WHAT IS BEING ASKED:
Every line below must come back exactly as it stands, with the images omitted.
- - - - -
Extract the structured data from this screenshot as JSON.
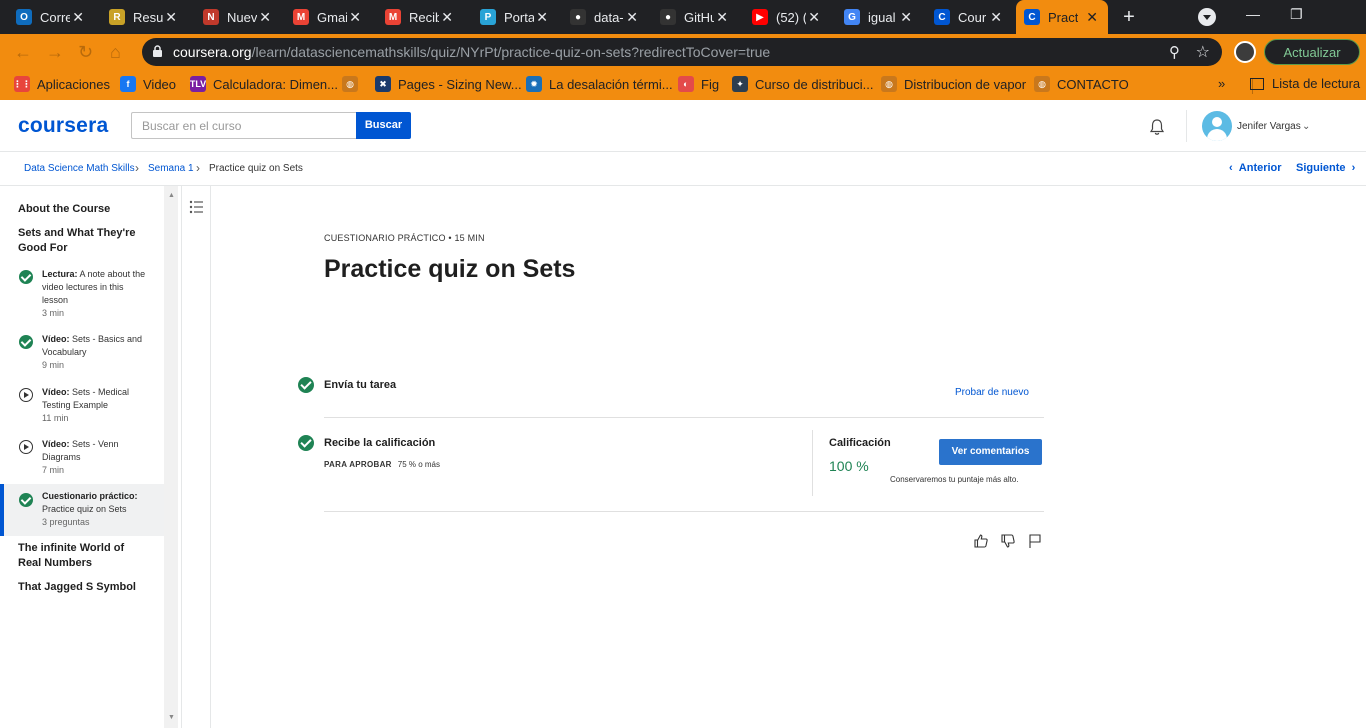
{
  "browser": {
    "tabs": [
      {
        "label": "Corre",
        "icon": "outlook-icon",
        "color": "#0f6cbd",
        "glyph": "O"
      },
      {
        "label": "Resu",
        "icon": "summary-icon",
        "color": "#c9a227",
        "glyph": "R"
      },
      {
        "label": "Nuev",
        "icon": "chrome-icon",
        "color": "#c0392b",
        "glyph": "N"
      },
      {
        "label": "Gmai",
        "icon": "gmail-icon",
        "color": "#ea4335",
        "glyph": "M"
      },
      {
        "label": "Recib",
        "icon": "gmail-icon",
        "color": "#ea4335",
        "glyph": "M"
      },
      {
        "label": "Porta",
        "icon": "portal-icon",
        "color": "#29a3d6",
        "glyph": "P"
      },
      {
        "label": "data-",
        "icon": "github-icon",
        "color": "#333333",
        "glyph": "●"
      },
      {
        "label": "GitHu",
        "icon": "github-icon",
        "color": "#333333",
        "glyph": "●"
      },
      {
        "label": "(52) (",
        "icon": "youtube-icon",
        "color": "#ff0000",
        "glyph": "▶"
      },
      {
        "label": "igual",
        "icon": "google-icon",
        "color": "#4285f4",
        "glyph": "G"
      },
      {
        "label": "Cour",
        "icon": "coursera-icon",
        "color": "#0056d2",
        "glyph": "C"
      },
      {
        "label": "Practi",
        "icon": "coursera-icon",
        "color": "#0056d2",
        "glyph": "C",
        "active": true
      }
    ],
    "url_domain": "coursera.org",
    "url_path": "/learn/datasciencemathskills/quiz/NYrPt/practice-quiz-on-sets?redirectToCover=true",
    "update_label": "Actualizar",
    "bookmarks": [
      {
        "label": "Aplicaciones",
        "icon": "apps-grid-icon",
        "color": "#e8453c",
        "glyph": "⋮⋮"
      },
      {
        "label": "Video",
        "icon": "facebook-icon",
        "color": "#1877f2",
        "glyph": "f"
      },
      {
        "label": "Calculadora: Dimen...",
        "icon": "tlv-icon",
        "color": "#7a1fa2",
        "glyph": "TLV"
      },
      {
        "label": "",
        "icon": "globe-icon",
        "color": "#c9781c",
        "glyph": "◍"
      },
      {
        "label": "Pages - Sizing New...",
        "icon": "pages-icon",
        "color": "#1b3a6b",
        "glyph": "✖"
      },
      {
        "label": "La desalación térmi...",
        "icon": "gear-burst-icon",
        "color": "#1b6fb8",
        "glyph": "✹"
      },
      {
        "label": "Fig",
        "icon": "fig-icon",
        "color": "#e34a4a",
        "glyph": "◐"
      },
      {
        "label": "Curso de distribuci...",
        "icon": "course-icon",
        "color": "#2c3e50",
        "glyph": "✦"
      },
      {
        "label": "Distribucion de vapor",
        "icon": "globe-icon",
        "color": "#c9781c",
        "glyph": "◍"
      },
      {
        "label": "CONTACTO",
        "icon": "globe-icon",
        "color": "#c9781c",
        "glyph": "◍"
      }
    ],
    "reading_list_label": "Lista de lectura",
    "overflow_label": "»"
  },
  "header": {
    "logo": "coursera",
    "search_placeholder": "Buscar en el curso",
    "search_button": "Buscar",
    "user_name": "Jenifer Vargas"
  },
  "breadcrumb": {
    "items": [
      "Data Science Math Skills",
      "Semana 1",
      "Practice quiz on Sets"
    ],
    "prev": "Anterior",
    "next": "Siguiente"
  },
  "sidebar": {
    "sections": [
      "About the Course",
      "Sets and What They're Good For",
      "The infinite World of Real Numbers",
      "That Jagged S Symbol"
    ],
    "items": [
      {
        "type": "Lectura:",
        "name": "A note about the video lectures in this lesson",
        "meta": "3 min",
        "status": "done"
      },
      {
        "type": "Vídeo:",
        "name": "Sets - Basics and Vocabulary",
        "meta": "9 min",
        "status": "done"
      },
      {
        "type": "Vídeo:",
        "name": "Sets - Medical Testing Example",
        "meta": "11 min",
        "status": "play"
      },
      {
        "type": "Vídeo:",
        "name": "Sets - Venn Diagrams",
        "meta": "7 min",
        "status": "play"
      },
      {
        "type": "Cuestionario práctico:",
        "name": "Practice quiz on Sets",
        "meta": "3 preguntas",
        "status": "done",
        "active": true
      }
    ]
  },
  "main": {
    "kicker": "CUESTIONARIO PRÁCTICO • 15 MIN",
    "title": "Practice quiz on Sets",
    "step1_label": "Envía tu tarea",
    "retry_label": "Probar de nuevo",
    "step2_label": "Recibe la calificación",
    "pass_label": "PARA APROBAR",
    "pass_value": "75 % o más",
    "grade_label": "Calificación",
    "grade_value": "100 %",
    "feedback_button": "Ver comentarios",
    "keep_note": "Conservaremos tu puntaje más alto."
  },
  "colors": {
    "accent": "#0056d2",
    "success": "#1f8354",
    "chrome_frame": "#f28c0f"
  }
}
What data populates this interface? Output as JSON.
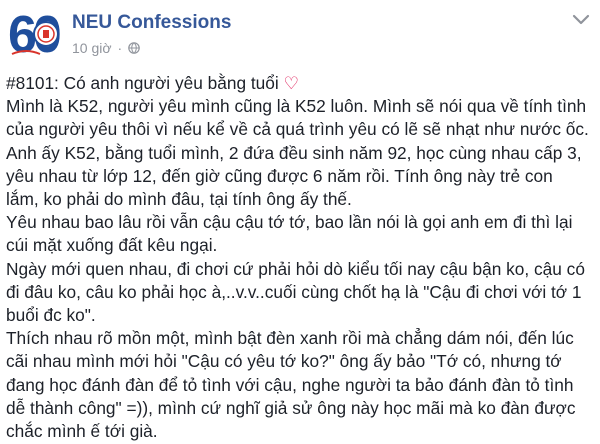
{
  "page": {
    "name": "NEU Confessions",
    "time": "10 giờ",
    "logo_text": "60"
  },
  "post": {
    "title": "#8101: Có anh người yêu bằng tuổi",
    "title_emoji": "♡",
    "paragraphs": [
      "Mình là K52, người yêu mình cũng là K52 luôn. Mình sẽ nói qua về tính tình\ncủa người yêu thôi vì nếu kể về cả quá trình yêu có lẽ sẽ nhạt như nước ốc.\nAnh ấy K52, bằng tuổi mình, 2 đứa đều sinh năm 92, học cùng nhau cấp 3,\nyêu nhau từ lớp 12, đến giờ cũng được 6 năm rồi. Tính ông này trẻ con\nlắm, ko phải do mình đâu, tại tính ông ấy thế.",
      "Yêu nhau bao lâu rồi vẫn cậu cậu tớ tớ, bao lần nói là gọi anh em đi thì lại\ncúi mặt xuống đất kêu ngại.",
      "Ngày mới quen nhau, đi chơi cứ phải hỏi dò kiểu tối nay cậu bận ko, cậu có\nđi đâu ko, câu ko phải học à,..v.v..cuối cùng chốt hạ là \"Cậu đi chơi với tớ 1\nbuổi đc ko\".",
      "Thích nhau rõ mồn một, mình bật đèn xanh rồi mà chẳng dám nói, đến lúc\ncãi nhau mình mới hỏi \"Cậu có yêu tớ ko?\" ông ấy bảo \"Tớ có, nhưng tớ\nđang học đánh đàn để tỏ tình với cậu, nghe người ta bảo đánh đàn tỏ tình\ndễ thành công\" =)), mình cứ nghĩ giả sử ông này học mãi mà ko đàn được\nchắc mình ế tới già."
    ]
  },
  "colors": {
    "link": "#365899",
    "meta": "#90949c",
    "text": "#1d2129",
    "logo_blue": "#1f4e9c",
    "heart": "#e0245e"
  },
  "icons": {
    "privacy": "globe-icon",
    "menu": "chevron-down-icon"
  }
}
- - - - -
YOUR SOLUTION:
Extract the structured data from this screenshot as JSON.
{
  "browser": {
    "tabs": [
      {
        "label": "Corre",
        "icon": "outlook-icon",
        "color": "#0f6cbd",
        "glyph": "O"
      },
      {
        "label": "Resu",
        "icon": "summary-icon",
        "color": "#c9a227",
        "glyph": "R"
      },
      {
        "label": "Nuev",
        "icon": "chrome-icon",
        "color": "#c0392b",
        "glyph": "N"
      },
      {
        "label": "Gmai",
        "icon": "gmail-icon",
        "color": "#ea4335",
        "glyph": "M"
      },
      {
        "label": "Recib",
        "icon": "gmail-icon",
        "color": "#ea4335",
        "glyph": "M"
      },
      {
        "label": "Porta",
        "icon": "portal-icon",
        "color": "#29a3d6",
        "glyph": "P"
      },
      {
        "label": "data-",
        "icon": "github-icon",
        "color": "#333333",
        "glyph": "●"
      },
      {
        "label": "GitHu",
        "icon": "github-icon",
        "color": "#333333",
        "glyph": "●"
      },
      {
        "label": "(52) (",
        "icon": "youtube-icon",
        "color": "#ff0000",
        "glyph": "▶"
      },
      {
        "label": "igual",
        "icon": "google-icon",
        "color": "#4285f4",
        "glyph": "G"
      },
      {
        "label": "Cour",
        "icon": "coursera-icon",
        "color": "#0056d2",
        "glyph": "C"
      },
      {
        "label": "Practi",
        "icon": "coursera-icon",
        "color": "#0056d2",
        "glyph": "C",
        "active": true
      }
    ],
    "url_domain": "coursera.org",
    "url_path": "/learn/datasciencemathskills/quiz/NYrPt/practice-quiz-on-sets?redirectToCover=true",
    "update_label": "Actualizar",
    "bookmarks": [
      {
        "label": "Aplicaciones",
        "icon": "apps-grid-icon",
        "color": "#e8453c",
        "glyph": "⋮⋮"
      },
      {
        "label": "Video",
        "icon": "facebook-icon",
        "color": "#1877f2",
        "glyph": "f"
      },
      {
        "label": "Calculadora: Dimen...",
        "icon": "tlv-icon",
        "color": "#7a1fa2",
        "glyph": "TLV"
      },
      {
        "label": "",
        "icon": "globe-icon",
        "color": "#c9781c",
        "glyph": "◍"
      },
      {
        "label": "Pages - Sizing New...",
        "icon": "pages-icon",
        "color": "#1b3a6b",
        "glyph": "✖"
      },
      {
        "label": "La desalación térmi...",
        "icon": "gear-burst-icon",
        "color": "#1b6fb8",
        "glyph": "✹"
      },
      {
        "label": "Fig",
        "icon": "fig-icon",
        "color": "#e34a4a",
        "glyph": "◐"
      },
      {
        "label": "Curso de distribuci...",
        "icon": "course-icon",
        "color": "#2c3e50",
        "glyph": "✦"
      },
      {
        "label": "Distribucion de vapor",
        "icon": "globe-icon",
        "color": "#c9781c",
        "glyph": "◍"
      },
      {
        "label": "CONTACTO",
        "icon": "globe-icon",
        "color": "#c9781c",
        "glyph": "◍"
      }
    ],
    "reading_list_label": "Lista de lectura",
    "overflow_label": "»"
  },
  "header": {
    "logo": "coursera",
    "search_placeholder": "Buscar en el curso",
    "search_button": "Buscar",
    "user_name": "Jenifer Vargas"
  },
  "breadcrumb": {
    "items": [
      "Data Science Math Skills",
      "Semana 1",
      "Practice quiz on Sets"
    ],
    "prev": "Anterior",
    "next": "Siguiente"
  },
  "sidebar": {
    "sections": [
      "About the Course",
      "Sets and What They're Good For",
      "The infinite World of Real Numbers",
      "That Jagged S Symbol"
    ],
    "items": [
      {
        "type": "Lectura:",
        "name": "A note about the video lectures in this lesson",
        "meta": "3 min",
        "status": "done"
      },
      {
        "type": "Vídeo:",
        "name": "Sets - Basics and Vocabulary",
        "meta": "9 min",
        "status": "done"
      },
      {
        "type": "Vídeo:",
        "name": "Sets - Medical Testing Example",
        "meta": "11 min",
        "status": "play"
      },
      {
        "type": "Vídeo:",
        "name": "Sets - Venn Diagrams",
        "meta": "7 min",
        "status": "play"
      },
      {
        "type": "Cuestionario práctico:",
        "name": "Practice quiz on Sets",
        "meta": "3 preguntas",
        "status": "done",
        "active": true
      }
    ]
  },
  "main": {
    "kicker": "CUESTIONARIO PRÁCTICO • 15 MIN",
    "title": "Practice quiz on Sets",
    "step1_label": "Envía tu tarea",
    "retry_label": "Probar de nuevo",
    "step2_label": "Recibe la calificación",
    "pass_label": "PARA APROBAR",
    "pass_value": "75 % o más",
    "grade_label": "Calificación",
    "grade_value": "100 %",
    "feedback_button": "Ver comentarios",
    "keep_note": "Conservaremos tu puntaje más alto."
  },
  "colors": {
    "accent": "#0056d2",
    "success": "#1f8354",
    "chrome_frame": "#f28c0f"
  }
}
What data populates this interface? Output as JSON.
{
  "page": {
    "name": "NEU Confessions",
    "time": "10 giờ",
    "logo_text": "60"
  },
  "post": {
    "title": "#8101: Có anh người yêu bằng tuổi",
    "title_emoji": "♡",
    "paragraphs": [
      "Mình là K52, người yêu mình cũng là K52 luôn. Mình sẽ nói qua về tính tình\ncủa người yêu thôi vì nếu kể về cả quá trình yêu có lẽ sẽ nhạt như nước ốc.\nAnh ấy K52, bằng tuổi mình, 2 đứa đều sinh năm 92, học cùng nhau cấp 3,\nyêu nhau từ lớp 12, đến giờ cũng được 6 năm rồi. Tính ông này trẻ con\nlắm, ko phải do mình đâu, tại tính ông ấy thế.",
      "Yêu nhau bao lâu rồi vẫn cậu cậu tớ tớ, bao lần nói là gọi anh em đi thì lại\ncúi mặt xuống đất kêu ngại.",
      "Ngày mới quen nhau, đi chơi cứ phải hỏi dò kiểu tối nay cậu bận ko, cậu có\nđi đâu ko, câu ko phải học à,..v.v..cuối cùng chốt hạ là \"Cậu đi chơi với tớ 1\nbuổi đc ko\".",
      "Thích nhau rõ mồn một, mình bật đèn xanh rồi mà chẳng dám nói, đến lúc\ncãi nhau mình mới hỏi \"Cậu có yêu tớ ko?\" ông ấy bảo \"Tớ có, nhưng tớ\nđang học đánh đàn để tỏ tình với cậu, nghe người ta bảo đánh đàn tỏ tình\ndễ thành công\" =)), mình cứ nghĩ giả sử ông này học mãi mà ko đàn được\nchắc mình ế tới già."
    ]
  },
  "colors": {
    "link": "#365899",
    "meta": "#90949c",
    "text": "#1d2129",
    "logo_blue": "#1f4e9c",
    "heart": "#e0245e"
  },
  "icons": {
    "privacy": "globe-icon",
    "menu": "chevron-down-icon"
  }
}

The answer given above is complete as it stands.